Think – cosy, warm, chunky woollen socks and jumpers, log fire, mug of hot chocolate, cushions, favourite chair, cat curling on the sofa, simplicity, candles, low lighting, home cooked meals with friends, togetherness, favourite reads, homemade, hugs  ……….. and so on ………….

Reading the book has made me realise that we are fairly Hygge already. We certainly have the cushion, book and candle count to rival any Dane!!

The recipe section of the book is a little meat heavy for me, but also mentions the frequent eating of cake. Recently one of my best friends (a fellow northerner) and I were comparing notes about Bonfire Night and agreeing that neither of us liked fireworks but did enjoy the customary parkin that was served. To this day, I can still taste the homemade parkin and soft treacle toffee that Mum used to make.

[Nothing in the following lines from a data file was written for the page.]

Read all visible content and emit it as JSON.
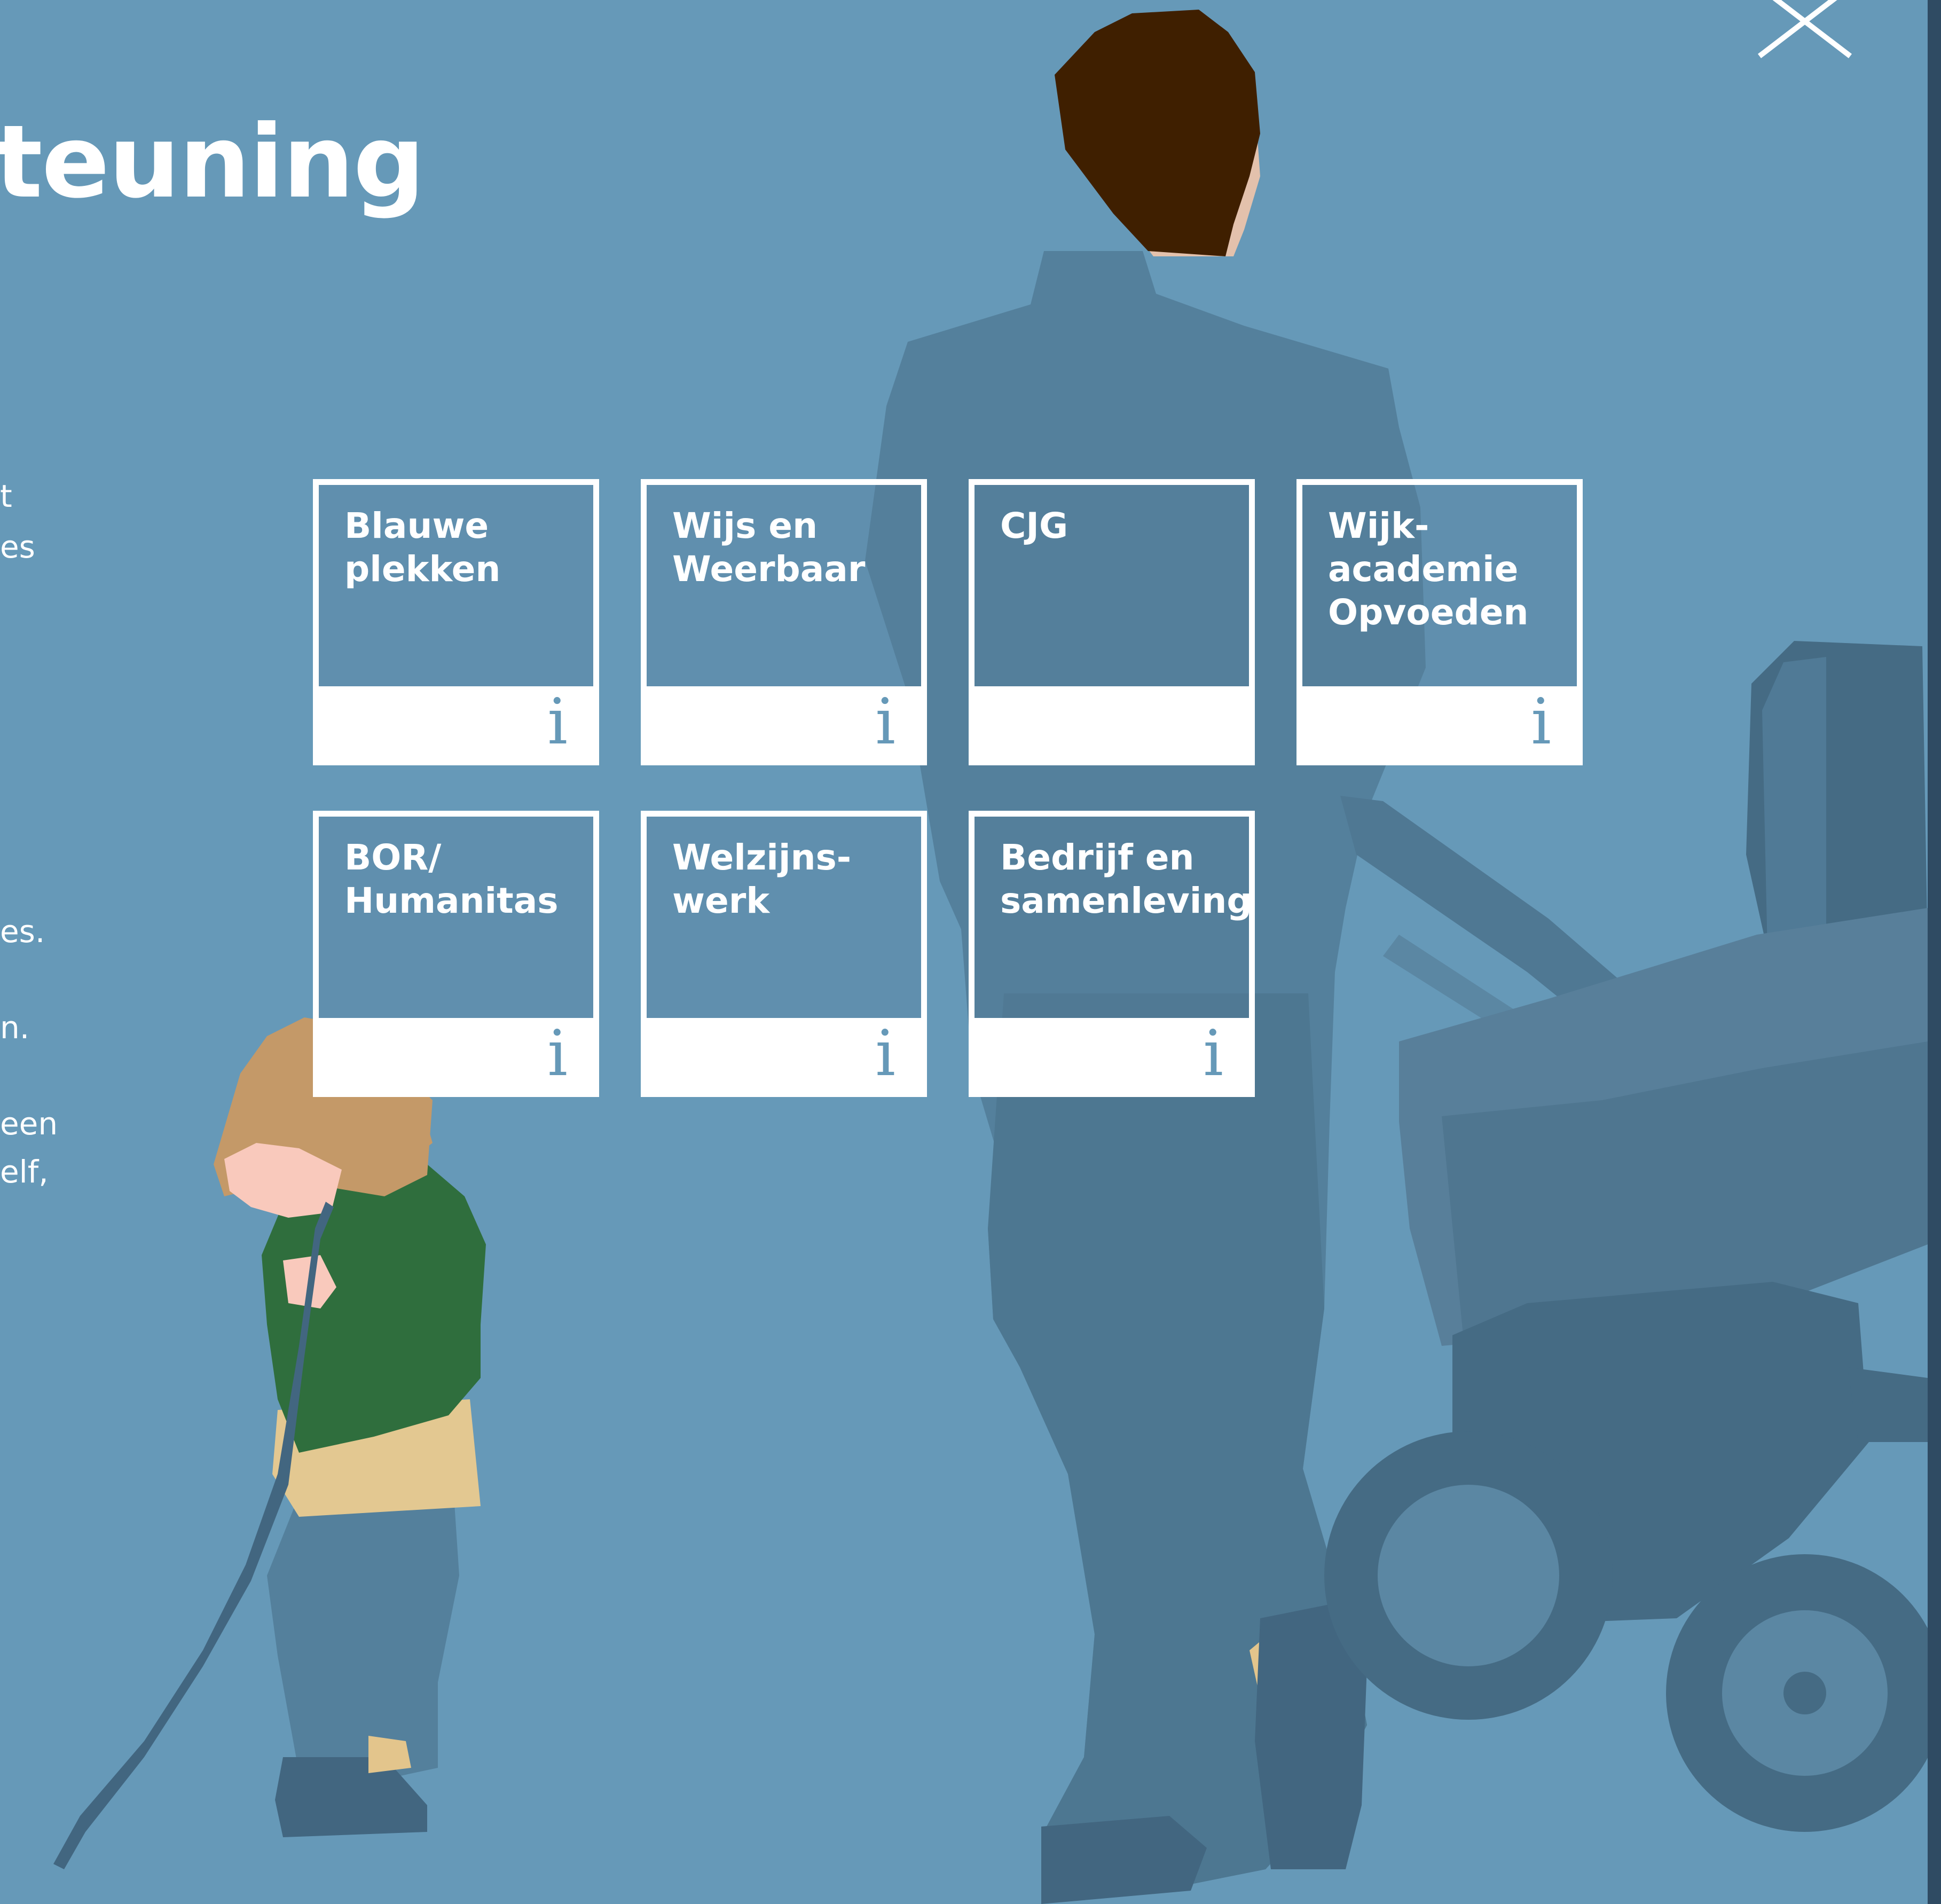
{
  "header": {
    "title": "teuning",
    "close_icon": "close-icon"
  },
  "intro_text_fragments": [
    "t",
    "es",
    "es.",
    "n.",
    "een",
    "elf,"
  ],
  "tiles": [
    {
      "label": "Blauwe\nplekken",
      "info_icon": "info-icon",
      "has_info": true
    },
    {
      "label": "Wijs en\nWeerbaar",
      "info_icon": "info-icon",
      "has_info": true
    },
    {
      "label": "CJG",
      "info_icon": "",
      "has_info": false
    },
    {
      "label": "Wijk-\nacademie\nOpvoeden",
      "info_icon": "info-icon",
      "has_info": true
    },
    {
      "label": "BOR/\nHumanitas",
      "info_icon": "info-icon",
      "has_info": true
    },
    {
      "label": "Welzijns-\nwerk",
      "info_icon": "info-icon",
      "has_info": true
    },
    {
      "label": "Bedrijf en\nsamenleving",
      "info_icon": "info-icon",
      "has_info": true
    }
  ],
  "info_glyph": "i",
  "colors": {
    "background": "#6699b8",
    "tile_border": "#ffffff",
    "info_icon": "#6699b8",
    "child_sweater": "#2f6e3d",
    "man_hair": "#3f1f00"
  }
}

Perfectly Hygge.

So in the spirit of Hygge, here is my version of parkin. It’s gluten-free and brimming with gingery yumminess.

Enjoy…… perhaps whilst sitting in your be-cushioned favourite chair, with your woollen socked feet up, and sipping a cuppa in your favourite mug.



Parkin is a delicious moist ginger cake from Yorkshire, traditionally served around Halloween and Bonfire Night. With a devout Yorkshire mother, parkin became a firm favourite at home, even though we were living on the other side of the Pennine Way!

As I now try to avoid gluten as much as possible, I have replaced whole wheat flour with a combination of buckwheat and rice flours, as well as the original treacle /syrup with black molasses / honey to make it healthier.

The freshly grated ginger is a stroke of delicious genius. Far better than ground ginger!!

The idea is to keep it in a tin for at least a few days before eating. This way, the flavours meld and make it even more yummy! (If using normal flour, the cake gets moister this way, but I’m not sure this is possible with the flours used). Not diving in immediately, however, is not an easy thing to do when you have a freshly baked ginger cake under your nose!! 


  • 4oz buckwheat flour
  • 4oz rice flour
  • 8oz medium oatmeal
  • 0.5 teasp bicarb of soda
  • 0.5 teasp Himalayan salt
  • 3 – 4 oz fresh ginger root, peeled and grated
  • 1 teasp mixed spice
  • 4oz black molasses
  • 4oz honey
  • 4oz butter
  • 0.5 teasp apple cider vinegar


√   Place flour, oatmeal, salt and bicarb into a bowl.

√   Gently heat the butter, molasses and honey in a pan until melted.

√   Pour into the dry ingredients and add the grated ginger.

√   Finally add the apple cider vinegar.  Mix well.

√   Pour into a greased / lined 7-inch square tin

√   Bake on the centre shelf in a preheated moderate oven (Gas Mark 4) for about 40 – 50 minutes, until the cake is firm to the touch.

√   Leave in the tin for 15 mins then turn onto on a wire rack to cool.

√   Store in an airtight tin for a few days before eating

√   Deliciously gingery!!